*WHAT TO WORK ON*.
Repeat the entries below exactly, pictures excluded.

*INPUT FOR THIS TASK*.
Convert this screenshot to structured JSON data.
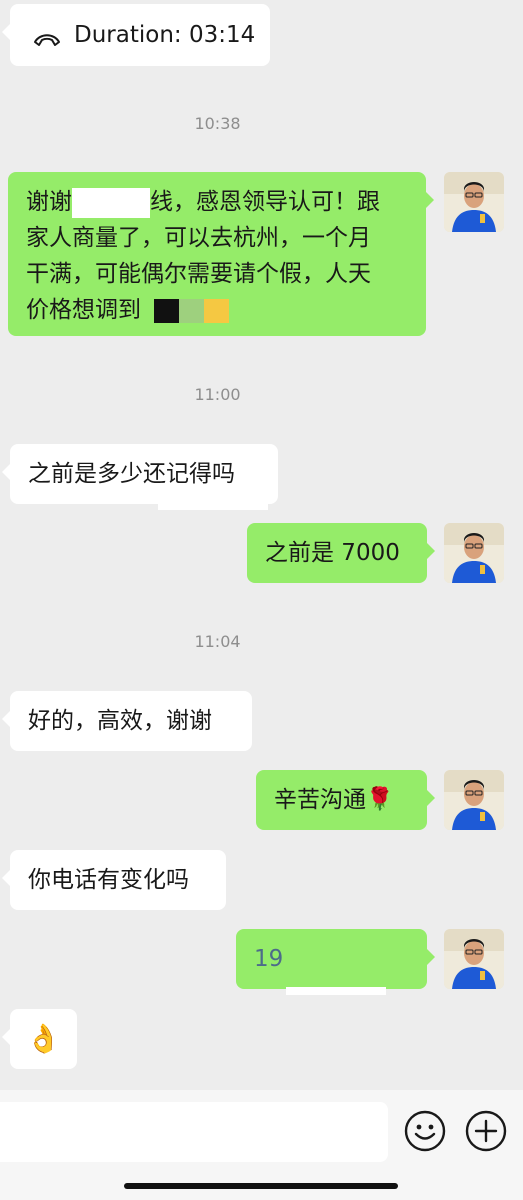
{
  "call": {
    "icon": "phone-hangup-icon",
    "label": "Duration: 03:14"
  },
  "timestamps": [
    "10:38",
    "11:00",
    "11:04"
  ],
  "messages": [
    {
      "side": "out",
      "lines": [
        "谢谢",
        "线，感恩领导认可！跟",
        "家人商量了，可以去杭州，一个月",
        "干满，可能偶尔需要请个假，人天",
        "价格想调到"
      ],
      "redacted": true
    },
    {
      "side": "in",
      "text": "之前是多少还记得吗"
    },
    {
      "side": "out",
      "text": "之前是 7000"
    },
    {
      "side": "in",
      "text": "好的，高效，谢谢"
    },
    {
      "side": "out",
      "text": "辛苦沟通",
      "emoji": "🌹"
    },
    {
      "side": "in",
      "text": "你电话有变化吗"
    },
    {
      "side": "out",
      "text": "19",
      "redacted": true
    },
    {
      "side": "in",
      "emoji": "👌"
    }
  ],
  "swatch_colors": [
    "#111111",
    "#9ed07e",
    "#f5c842"
  ],
  "colors": {
    "background": "#ededed",
    "outgoing_bubble": "#95ec69",
    "incoming_bubble": "#ffffff",
    "timestamp": "#8e8e8e"
  },
  "toolbar": {
    "emoji_icon": "smiley-face-icon",
    "add_icon": "plus-circle-icon"
  }
}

*SOLUTION*.
Convert this screenshot to structured JSON data.
{
  "call": {
    "icon": "phone-hangup-icon",
    "label": "Duration: 03:14"
  },
  "timestamps": [
    "10:38",
    "11:00",
    "11:04"
  ],
  "messages": [
    {
      "side": "out",
      "lines": [
        "谢谢",
        "线，感恩领导认可！跟",
        "家人商量了，可以去杭州，一个月",
        "干满，可能偶尔需要请个假，人天",
        "价格想调到"
      ],
      "redacted": true
    },
    {
      "side": "in",
      "text": "之前是多少还记得吗"
    },
    {
      "side": "out",
      "text": "之前是 7000"
    },
    {
      "side": "in",
      "text": "好的，高效，谢谢"
    },
    {
      "side": "out",
      "text": "辛苦沟通",
      "emoji": "🌹"
    },
    {
      "side": "in",
      "text": "你电话有变化吗"
    },
    {
      "side": "out",
      "text": "19",
      "redacted": true
    },
    {
      "side": "in",
      "emoji": "👌"
    }
  ],
  "swatch_colors": [
    "#111111",
    "#9ed07e",
    "#f5c842"
  ],
  "colors": {
    "background": "#ededed",
    "outgoing_bubble": "#95ec69",
    "incoming_bubble": "#ffffff",
    "timestamp": "#8e8e8e"
  },
  "toolbar": {
    "emoji_icon": "smiley-face-icon",
    "add_icon": "plus-circle-icon"
  }
}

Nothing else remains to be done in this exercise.